In this image released by NBC News, former NAACP leader Rachel Dolezal appears on the "Today" show set on Tuesday, June 16, 2015, in New York. Dolezal was born to two parents who say they are white, but she chooses instead to self-identify as black. Her ability to think she has a choice shows a new fluidity in race in a diversifying America, a place where the rigid racial structures that defined most of this country’s history seems, for some, to be falling to the wayside. (Anthony Quintano/NBC News via AP)

In this image released by NBC News, former NAACP leader Rachel Dolezal appears on the "Today" show set on Tuesday, June 16, 2015, in New York. Dolezal was born to two parents who say they are white, but she chooses instead to self-identify as black. Her ability to think she has a choice shows a new fluidity in race in a diversifying America, a place where the rigid racial structures that defined most of this country‚Äôs history seems, for some, to be falling to the wayside. (Anthony Quintano/NBC News via AP)  (The Associated Press)

The woman who resigned as president of the Spokane NAACP after her parents revealed she was white posing as black says there's no proof they are her mother and father.

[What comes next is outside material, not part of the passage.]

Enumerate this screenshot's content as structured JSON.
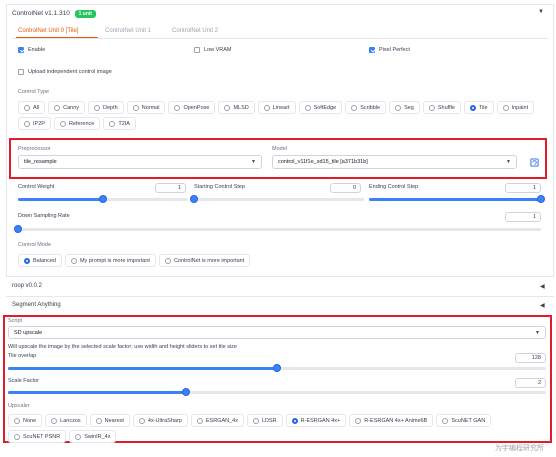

In an interview with NBC News on Tuesday night (http://nbcnews.to/1LfaDYU ), Rachel Dolezal said she hasn't had a DNA test and there's no "biological proof" that Larry and Ruthanne Dolezal are her parents.

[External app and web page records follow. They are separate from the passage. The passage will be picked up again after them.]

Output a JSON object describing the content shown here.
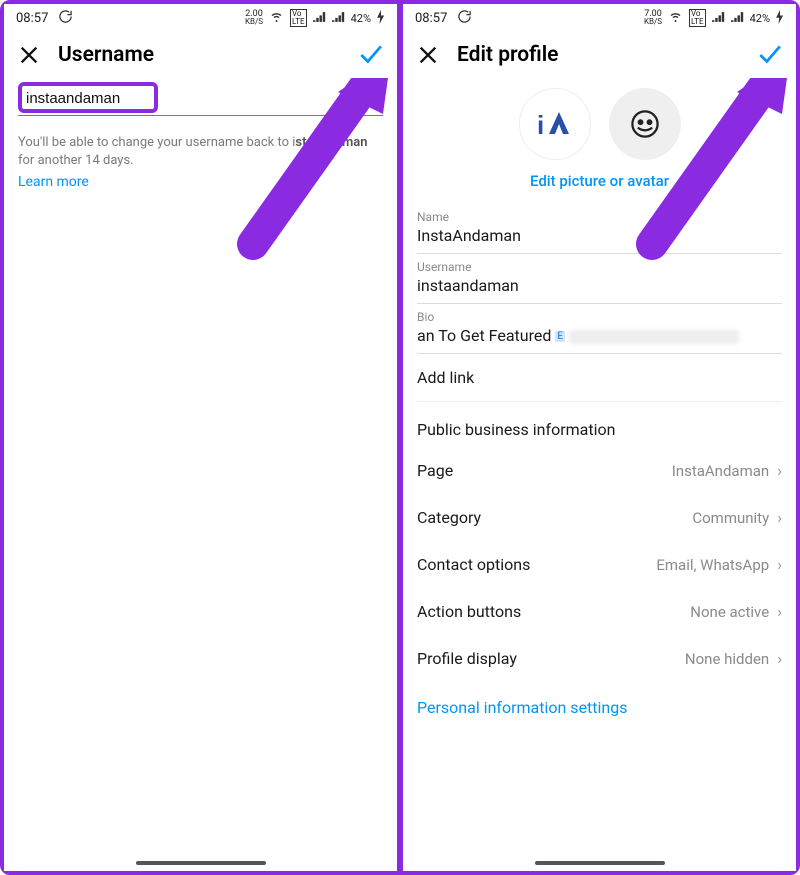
{
  "status": {
    "time": "08:57",
    "net_left": "2.00",
    "net_right": "7.00",
    "net_unit": "KB/S",
    "battery": "42%"
  },
  "left": {
    "title": "Username",
    "username": "instaandaman",
    "hint_pre": "You'll be able to change your username back to i",
    "hint_bold": "staandaman",
    "hint_post": " for another 14 days.",
    "learn": "Learn more"
  },
  "right": {
    "title": "Edit profile",
    "editpic": "Edit picture or avatar",
    "name_lbl": "Name",
    "name_val": "InstaAndaman",
    "user_lbl": "Username",
    "user_val": "instaandaman",
    "bio_lbl": "Bio",
    "bio_val": "an To Get Featured ",
    "addlink": "Add link",
    "section": "Public business information",
    "rows": {
      "page_l": "Page",
      "page_v": "InstaAndaman",
      "cat_l": "Category",
      "cat_v": "Community",
      "contact_l": "Contact options",
      "contact_v": "Email, WhatsApp",
      "action_l": "Action buttons",
      "action_v": "None active",
      "profile_l": "Profile display",
      "profile_v": "None hidden"
    },
    "pis": "Personal information settings"
  }
}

NBC's Savannah Guthrie pointed out there's a birth certificate that lists the Dolezals as her parents.

Rachel Dolezal responded that she can't prove her parentage one way or another.

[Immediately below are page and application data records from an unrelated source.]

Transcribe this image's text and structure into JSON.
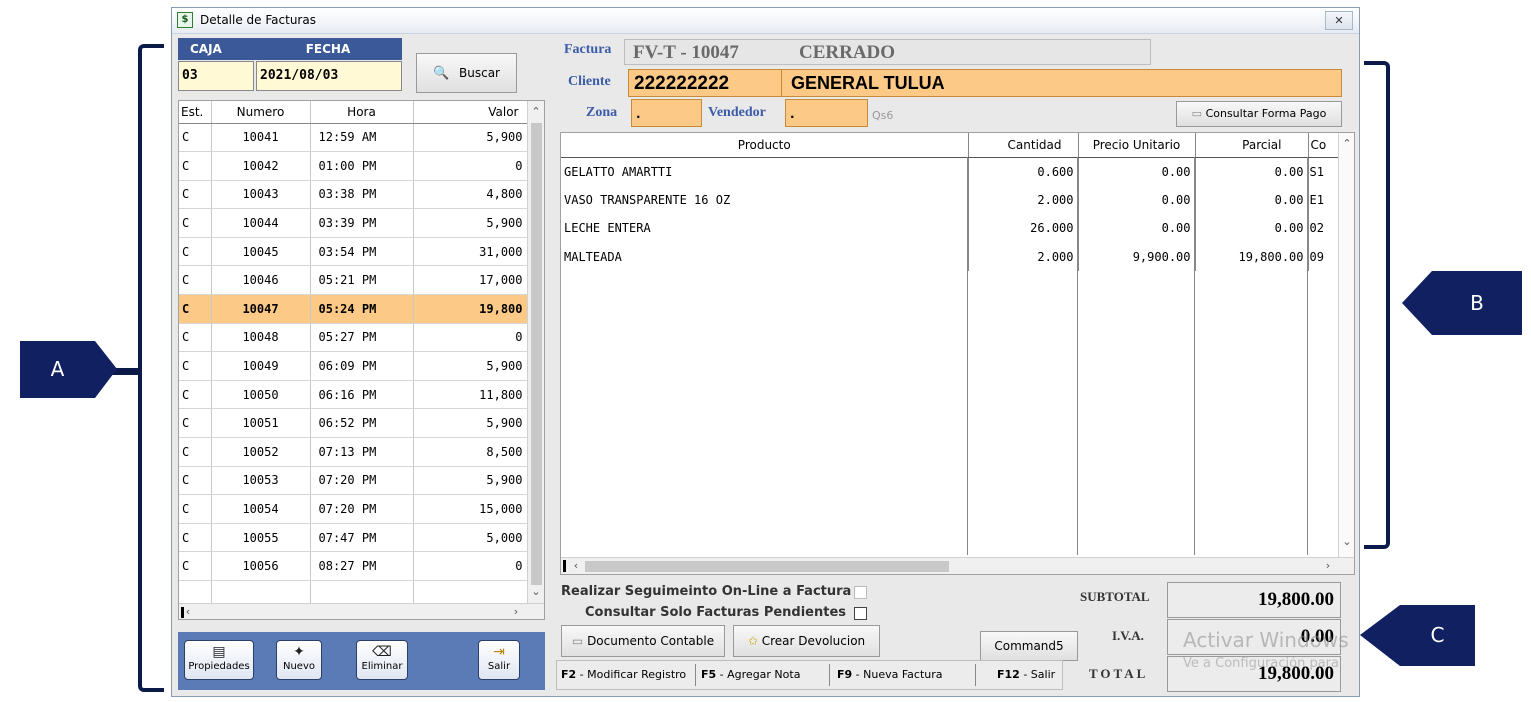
{
  "window": {
    "title": "Detalle de Facturas",
    "title_icon_glyph": "$",
    "close_glyph": "✕"
  },
  "filters": {
    "caja_label": "CAJA",
    "fecha_label": "FECHA",
    "caja_value": "03",
    "fecha_value": "2021/08/03",
    "search_button": "Buscar"
  },
  "invoice_list": {
    "columns": [
      "Est.",
      "Numero",
      "Hora",
      "Valor"
    ],
    "rows": [
      [
        "C",
        "10041",
        "12:59 AM",
        "5,900"
      ],
      [
        "C",
        "10042",
        "01:00 PM",
        "0"
      ],
      [
        "C",
        "10043",
        "03:38 PM",
        "4,800"
      ],
      [
        "C",
        "10044",
        "03:39 PM",
        "5,900"
      ],
      [
        "C",
        "10045",
        "03:54 PM",
        "31,000"
      ],
      [
        "C",
        "10046",
        "05:21 PM",
        "17,000"
      ],
      [
        "C",
        "10047",
        "05:24 PM",
        "19,800"
      ],
      [
        "C",
        "10048",
        "05:27 PM",
        "0"
      ],
      [
        "C",
        "10049",
        "06:09 PM",
        "5,900"
      ],
      [
        "C",
        "10050",
        "06:16 PM",
        "11,800"
      ],
      [
        "C",
        "10051",
        "06:52 PM",
        "5,900"
      ],
      [
        "C",
        "10052",
        "07:13 PM",
        "8,500"
      ],
      [
        "C",
        "10053",
        "07:20 PM",
        "5,900"
      ],
      [
        "C",
        "10054",
        "07:20 PM",
        "15,000"
      ],
      [
        "C",
        "10055",
        "07:47 PM",
        "5,000"
      ],
      [
        "C",
        "10056",
        "08:27 PM",
        "0"
      ]
    ],
    "selected_index": 6
  },
  "toolbar": {
    "propiedades": "Propiedades",
    "nuevo": "Nuevo",
    "eliminar": "Eliminar",
    "salir": "Salir"
  },
  "invoice": {
    "factura_label": "Factura",
    "factura_value": "FV-T - 10047",
    "status": "CERRADO",
    "cliente_label": "Cliente",
    "cliente_id": "222222222",
    "cliente_name": "GENERAL TULUA",
    "zona_label": "Zona",
    "zona_value": ".",
    "vendedor_label": "Vendedor",
    "vendedor_value": ".",
    "small_code": "Qs6",
    "consult_payment_button": "Consultar Forma Pago"
  },
  "products": {
    "columns": [
      "Producto",
      "Cantidad",
      "Precio Unitario",
      "Parcial",
      "Co"
    ],
    "rows": [
      [
        "GELATTO AMARTTI",
        "0.600",
        "0.00",
        "0.00",
        "S1"
      ],
      [
        "VASO  TRANSPARENTE 16 OZ",
        "2.000",
        "0.00",
        "0.00",
        "E1"
      ],
      [
        "LECHE ENTERA",
        "26.000",
        "0.00",
        "0.00",
        "02"
      ],
      [
        "MALTEADA",
        "2.000",
        "9,900.00",
        "19,800.00",
        "09"
      ]
    ]
  },
  "options": {
    "seguimiento_label": "Realizar Seguimeinto On-Line a Factura",
    "pendientes_label": "Consultar Solo Facturas Pendientes"
  },
  "actions": {
    "documento_contable": "Documento Contable",
    "crear_devolucion": "Crear Devolucion",
    "command5": "Command5"
  },
  "fkeys": [
    {
      "key": "F2",
      "text": " - Modificar Registro"
    },
    {
      "key": "F5",
      "text": " - Agregar  Nota"
    },
    {
      "key": "F9",
      "text": " - Nueva Factura"
    },
    {
      "key": "F12",
      "text": " - Salir"
    }
  ],
  "totals": {
    "subtotal_label": "SUBTOTAL",
    "subtotal_value": "19,800.00",
    "iva_label": "I.V.A.",
    "iva_value": "0.00",
    "total_label": "TOTAL",
    "total_value": "19,800.00"
  },
  "watermark": {
    "line1": "Activar Windows",
    "line2": "Ve a Configuración para"
  },
  "annotations": {
    "a": "A",
    "b": "B",
    "c": "C",
    "color": "#102060"
  }
}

The uproar over her racial identity began last week after her parents said their daughter was white. For years, she publicly described herself as black or partly black and said on NBC's "Today" show that she identifies as black.